The scientific name of the great rhododendron is Rhododendron maximum. It is commonly known as rose bay. This evergreen bush is related to the azalea. It can grow to be 5 to 40 feet tall, depending on how it is pruned. Great rhododendrons have twisty, woody stems that may form a thicket.
The bark of the great rhododendron starts as smooth, reddish brown. It is thin and breaks into scales as it ages. Stout branches start off yellowish-green with reddish brown hairs. As the branches age they turn rusty colored first then gray. As the branches age, they transition from soft and flexible to stiff.
Great rhododendron leaves start as scaly leaf buds on flowerless branches. They unfurl to be a 4- to 10-inch-long oval with rolled edges. They are shining bright green on top and dull-colored underneath. The evergreen leaves have a leathery texture. In winter, the stiff leaves tend to curl up.

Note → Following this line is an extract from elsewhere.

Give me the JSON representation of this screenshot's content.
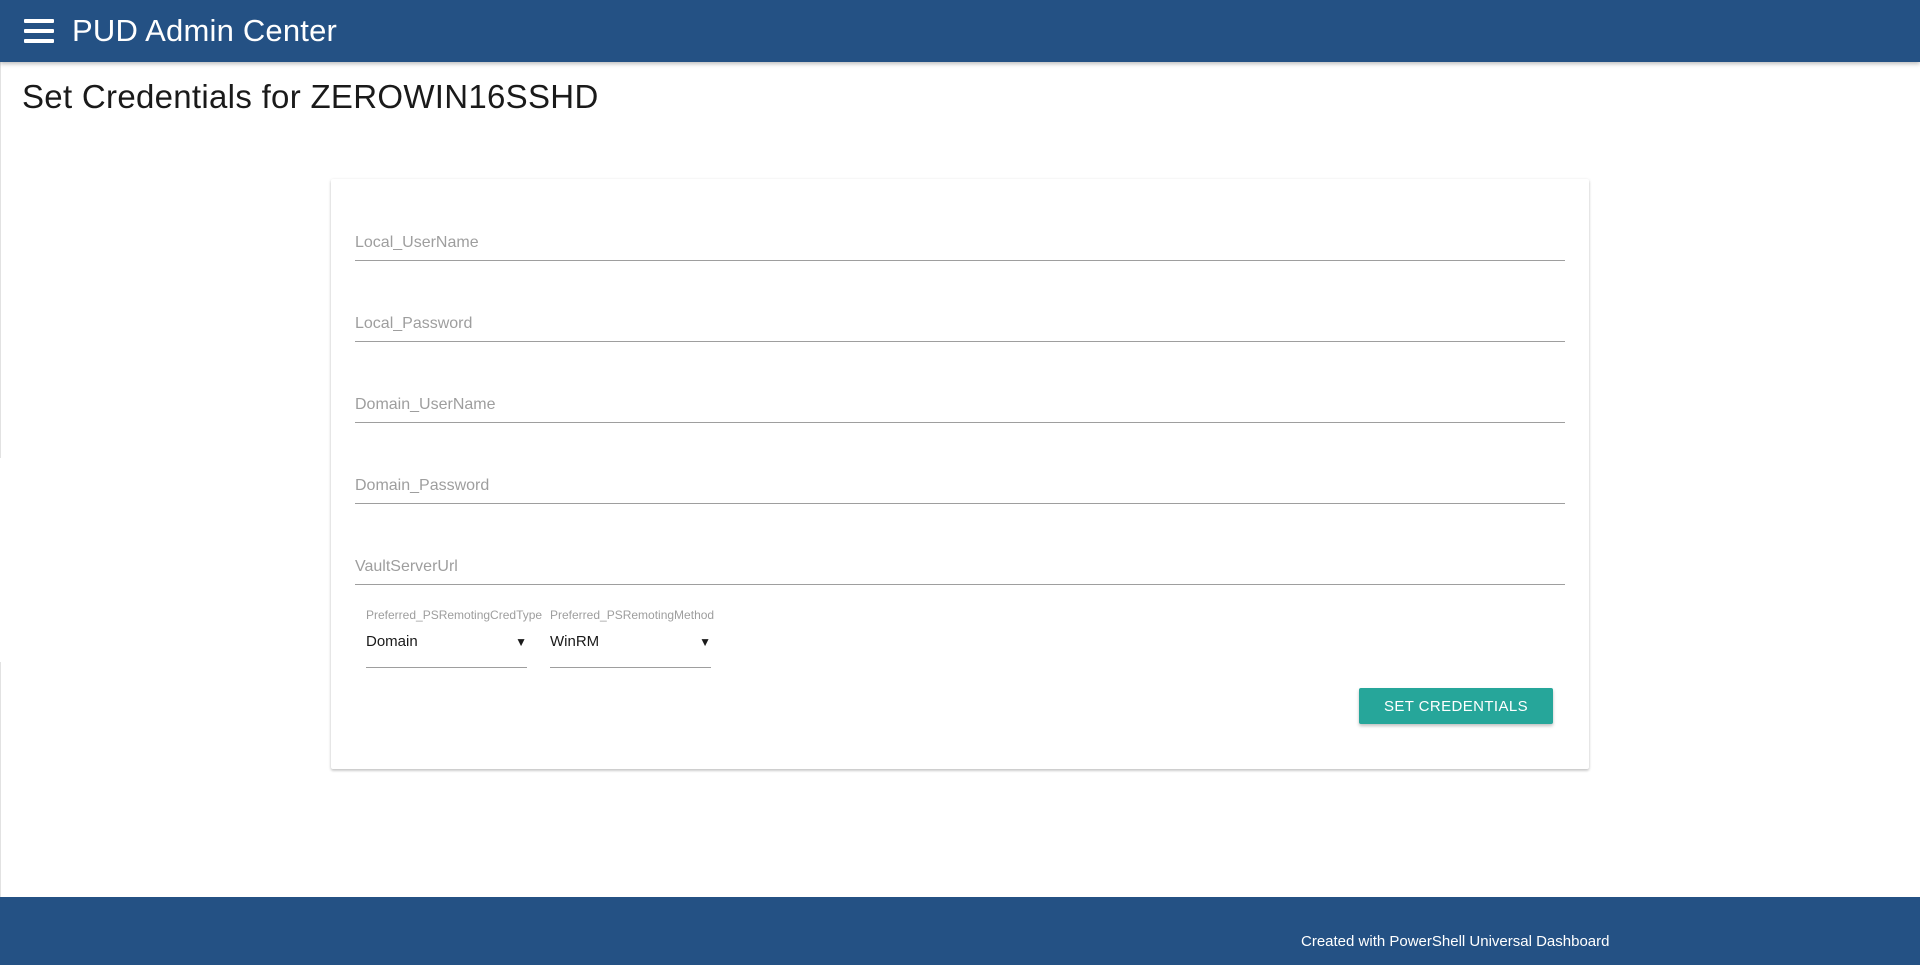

Flower buds are large and conical. The buds open in June and display five-lobed, bell-shaped flowers that are 1½ inches across. The blossoms have hairy and spotted throats containing 8 to 12 curved stamens. Great rhododendron flowers are grouped together in clusters that are 5 to 8 inches across. Rose, purple and white flowers bloom until early summer.
Green capsules ½-inch long appear wherever a flower bloomed. These narrow fruits split along five lines and contain several seeds. The seeds are ejected in autumn, but the fruit hangs on to the branches all winter.
Great rhododendrons can be propagated through stem tip cuttings in the early summer. Cuttings grow roots in eight to 12 weeks when the soil temperature is 75 to 80 degrees F. Collect seeds in autumn and sow them in the spring. Germination takes six to eight weeks with daytime temperatures around 86 degrees F and nighttime temperatures of 68 degrees F.